## [Work request]
I'd like every line in the following listing that holds "channels" copied.

## [Recorded information]

☆ ☆ ☆ ☆

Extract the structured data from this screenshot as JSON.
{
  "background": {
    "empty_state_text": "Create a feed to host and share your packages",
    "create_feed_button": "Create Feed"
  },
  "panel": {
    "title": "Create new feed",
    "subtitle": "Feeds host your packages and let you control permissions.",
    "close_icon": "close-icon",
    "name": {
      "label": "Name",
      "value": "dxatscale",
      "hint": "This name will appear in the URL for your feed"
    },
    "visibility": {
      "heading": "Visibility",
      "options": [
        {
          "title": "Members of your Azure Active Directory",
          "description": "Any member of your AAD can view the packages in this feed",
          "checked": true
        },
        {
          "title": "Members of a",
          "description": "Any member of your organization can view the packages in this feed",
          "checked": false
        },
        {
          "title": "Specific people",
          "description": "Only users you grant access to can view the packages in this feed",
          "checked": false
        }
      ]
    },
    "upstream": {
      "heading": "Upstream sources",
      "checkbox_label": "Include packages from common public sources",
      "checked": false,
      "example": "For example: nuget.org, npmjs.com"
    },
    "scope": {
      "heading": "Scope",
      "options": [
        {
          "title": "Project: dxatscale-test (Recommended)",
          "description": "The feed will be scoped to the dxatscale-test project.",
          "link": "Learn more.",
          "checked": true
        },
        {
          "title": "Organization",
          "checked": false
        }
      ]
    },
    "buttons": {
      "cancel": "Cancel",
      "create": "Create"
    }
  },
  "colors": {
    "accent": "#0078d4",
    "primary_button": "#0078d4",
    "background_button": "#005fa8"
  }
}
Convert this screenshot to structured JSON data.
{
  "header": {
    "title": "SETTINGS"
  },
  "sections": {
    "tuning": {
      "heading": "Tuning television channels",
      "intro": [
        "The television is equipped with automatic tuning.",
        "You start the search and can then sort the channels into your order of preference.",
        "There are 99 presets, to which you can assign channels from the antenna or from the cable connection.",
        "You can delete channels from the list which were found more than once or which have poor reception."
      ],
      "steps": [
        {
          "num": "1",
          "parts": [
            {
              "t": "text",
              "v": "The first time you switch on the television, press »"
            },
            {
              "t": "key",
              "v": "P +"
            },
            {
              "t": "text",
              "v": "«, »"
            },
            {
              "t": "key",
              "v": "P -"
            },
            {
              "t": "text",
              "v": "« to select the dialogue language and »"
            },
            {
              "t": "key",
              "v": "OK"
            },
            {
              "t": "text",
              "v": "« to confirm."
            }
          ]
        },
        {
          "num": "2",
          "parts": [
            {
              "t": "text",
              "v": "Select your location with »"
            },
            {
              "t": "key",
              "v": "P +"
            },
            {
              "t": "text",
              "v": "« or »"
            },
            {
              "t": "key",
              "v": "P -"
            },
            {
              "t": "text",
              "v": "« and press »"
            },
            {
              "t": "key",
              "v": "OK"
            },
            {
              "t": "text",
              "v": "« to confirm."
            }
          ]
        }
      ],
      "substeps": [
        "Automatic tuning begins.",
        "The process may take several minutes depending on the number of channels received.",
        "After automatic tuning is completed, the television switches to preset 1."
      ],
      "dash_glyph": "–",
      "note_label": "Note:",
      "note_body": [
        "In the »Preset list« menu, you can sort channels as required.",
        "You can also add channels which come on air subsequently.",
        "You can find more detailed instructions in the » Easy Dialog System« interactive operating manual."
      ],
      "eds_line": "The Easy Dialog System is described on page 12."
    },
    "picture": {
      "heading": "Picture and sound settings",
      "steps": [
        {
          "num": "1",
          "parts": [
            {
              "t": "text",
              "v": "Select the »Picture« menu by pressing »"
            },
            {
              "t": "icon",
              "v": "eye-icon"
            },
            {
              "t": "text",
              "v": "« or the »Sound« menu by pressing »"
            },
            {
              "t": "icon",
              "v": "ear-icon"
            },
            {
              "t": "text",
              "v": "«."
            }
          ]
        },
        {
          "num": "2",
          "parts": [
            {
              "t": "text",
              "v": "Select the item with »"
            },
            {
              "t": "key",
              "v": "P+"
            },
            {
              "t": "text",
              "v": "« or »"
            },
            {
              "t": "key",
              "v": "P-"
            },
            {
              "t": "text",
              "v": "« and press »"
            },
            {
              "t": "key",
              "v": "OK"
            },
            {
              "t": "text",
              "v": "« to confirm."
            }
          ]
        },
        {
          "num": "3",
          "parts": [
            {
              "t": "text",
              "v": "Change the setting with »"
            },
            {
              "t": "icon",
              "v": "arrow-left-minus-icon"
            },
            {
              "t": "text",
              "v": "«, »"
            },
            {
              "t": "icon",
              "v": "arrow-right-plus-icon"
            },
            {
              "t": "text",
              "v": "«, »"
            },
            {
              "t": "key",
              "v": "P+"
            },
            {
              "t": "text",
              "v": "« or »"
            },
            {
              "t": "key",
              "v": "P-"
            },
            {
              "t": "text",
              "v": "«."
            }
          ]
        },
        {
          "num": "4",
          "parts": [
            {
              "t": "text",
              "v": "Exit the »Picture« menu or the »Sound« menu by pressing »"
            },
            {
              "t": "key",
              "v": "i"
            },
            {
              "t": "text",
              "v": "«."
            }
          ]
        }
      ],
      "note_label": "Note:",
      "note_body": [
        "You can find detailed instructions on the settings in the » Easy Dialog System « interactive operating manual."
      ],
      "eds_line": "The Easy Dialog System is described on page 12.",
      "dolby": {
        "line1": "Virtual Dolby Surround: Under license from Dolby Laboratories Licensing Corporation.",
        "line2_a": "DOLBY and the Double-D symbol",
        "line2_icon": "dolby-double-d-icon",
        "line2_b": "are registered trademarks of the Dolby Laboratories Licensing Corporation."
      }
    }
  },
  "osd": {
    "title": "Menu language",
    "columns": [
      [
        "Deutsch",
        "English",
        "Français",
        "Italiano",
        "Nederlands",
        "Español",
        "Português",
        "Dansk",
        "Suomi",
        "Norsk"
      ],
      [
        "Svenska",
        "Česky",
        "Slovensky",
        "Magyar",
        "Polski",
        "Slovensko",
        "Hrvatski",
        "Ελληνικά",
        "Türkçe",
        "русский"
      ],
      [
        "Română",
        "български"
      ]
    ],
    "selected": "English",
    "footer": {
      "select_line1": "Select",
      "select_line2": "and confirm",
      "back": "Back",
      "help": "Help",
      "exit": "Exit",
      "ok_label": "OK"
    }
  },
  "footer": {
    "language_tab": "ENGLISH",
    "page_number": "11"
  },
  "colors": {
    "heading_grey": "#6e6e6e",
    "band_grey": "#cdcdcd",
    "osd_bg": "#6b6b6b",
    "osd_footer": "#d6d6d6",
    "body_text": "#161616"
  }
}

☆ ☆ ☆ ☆

## [Result of the exercise]
      "heading": "Tuning television channels",
        "You start the search and can then sort the channels into your order of preference.",
        "There are 99 presets, to which you can assign channels from the antenna or from the cable connection.",
        "You can delete channels from the list which were found more than once or which have poor reception."
        "The process may take several minutes depending on the number of channels received.",
        "In the »Preset list« menu, you can sort channels as required.",
        "You can also add channels which come on air subsequently.",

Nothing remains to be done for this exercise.